HOW TO COMPLETE THIS TASK: In your copy of the data, include no pictures and alter nothing else.
====== SOURCE DATA ======
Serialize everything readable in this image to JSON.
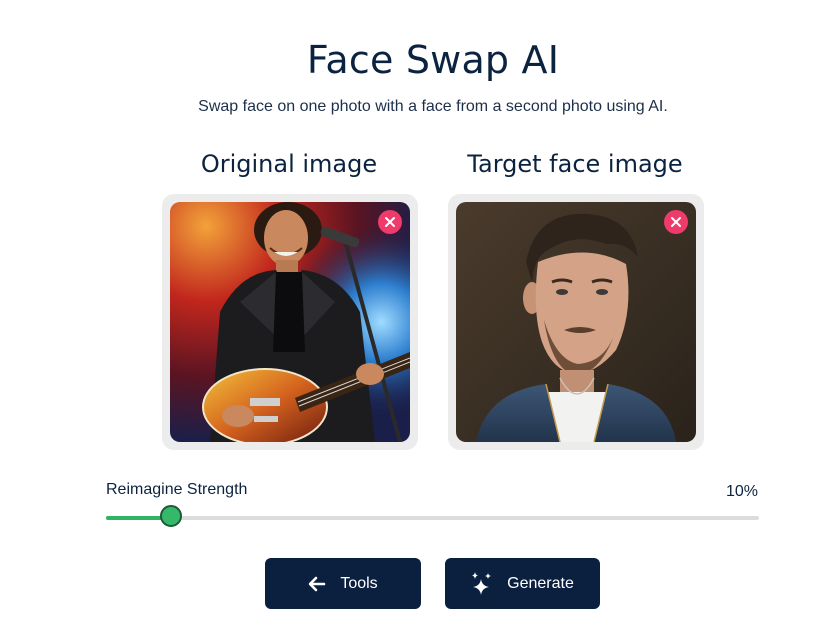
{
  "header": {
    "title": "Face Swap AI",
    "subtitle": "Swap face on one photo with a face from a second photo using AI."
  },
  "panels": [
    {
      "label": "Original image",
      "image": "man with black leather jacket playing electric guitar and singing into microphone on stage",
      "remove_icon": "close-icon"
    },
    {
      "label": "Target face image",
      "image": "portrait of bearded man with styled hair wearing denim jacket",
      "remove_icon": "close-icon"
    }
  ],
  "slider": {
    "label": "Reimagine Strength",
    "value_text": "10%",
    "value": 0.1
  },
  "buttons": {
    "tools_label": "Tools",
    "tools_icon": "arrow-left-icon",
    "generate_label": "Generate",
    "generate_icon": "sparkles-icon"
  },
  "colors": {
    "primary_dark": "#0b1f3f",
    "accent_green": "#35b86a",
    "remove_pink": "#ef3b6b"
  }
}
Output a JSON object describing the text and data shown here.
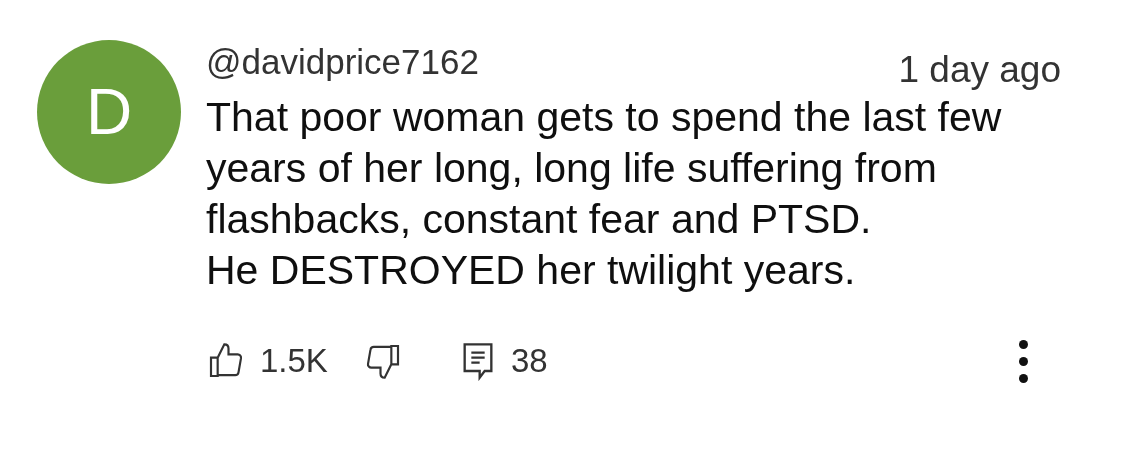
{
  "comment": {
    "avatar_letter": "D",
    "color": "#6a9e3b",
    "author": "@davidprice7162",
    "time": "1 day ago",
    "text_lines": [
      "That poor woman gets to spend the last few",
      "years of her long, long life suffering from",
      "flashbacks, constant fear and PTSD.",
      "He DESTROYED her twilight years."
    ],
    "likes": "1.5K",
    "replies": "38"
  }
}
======
OUTPUT:
Serialize everything readable in this image to JSON.
{
  "header": {
    "title": "Face Swap AI",
    "subtitle": "Swap face on one photo with a face from a second photo using AI."
  },
  "panels": [
    {
      "label": "Original image",
      "image": "man with black leather jacket playing electric guitar and singing into microphone on stage",
      "remove_icon": "close-icon"
    },
    {
      "label": "Target face image",
      "image": "portrait of bearded man with styled hair wearing denim jacket",
      "remove_icon": "close-icon"
    }
  ],
  "slider": {
    "label": "Reimagine Strength",
    "value_text": "10%",
    "value": 0.1
  },
  "buttons": {
    "tools_label": "Tools",
    "tools_icon": "arrow-left-icon",
    "generate_label": "Generate",
    "generate_icon": "sparkles-icon"
  },
  "colors": {
    "primary_dark": "#0b1f3f",
    "accent_green": "#35b86a",
    "remove_pink": "#ef3b6b"
  }
}
Output a JSON object describing the text and data shown here.
{
  "comment": {
    "avatar_letter": "D",
    "color": "#6a9e3b",
    "author": "@davidprice7162",
    "time": "1 day ago",
    "text_lines": [
      "That poor woman gets to spend the last few",
      "years of her long, long life suffering from",
      "flashbacks, constant fear and PTSD.",
      "He DESTROYED her twilight years."
    ],
    "likes": "1.5K",
    "replies": "38"
  }
}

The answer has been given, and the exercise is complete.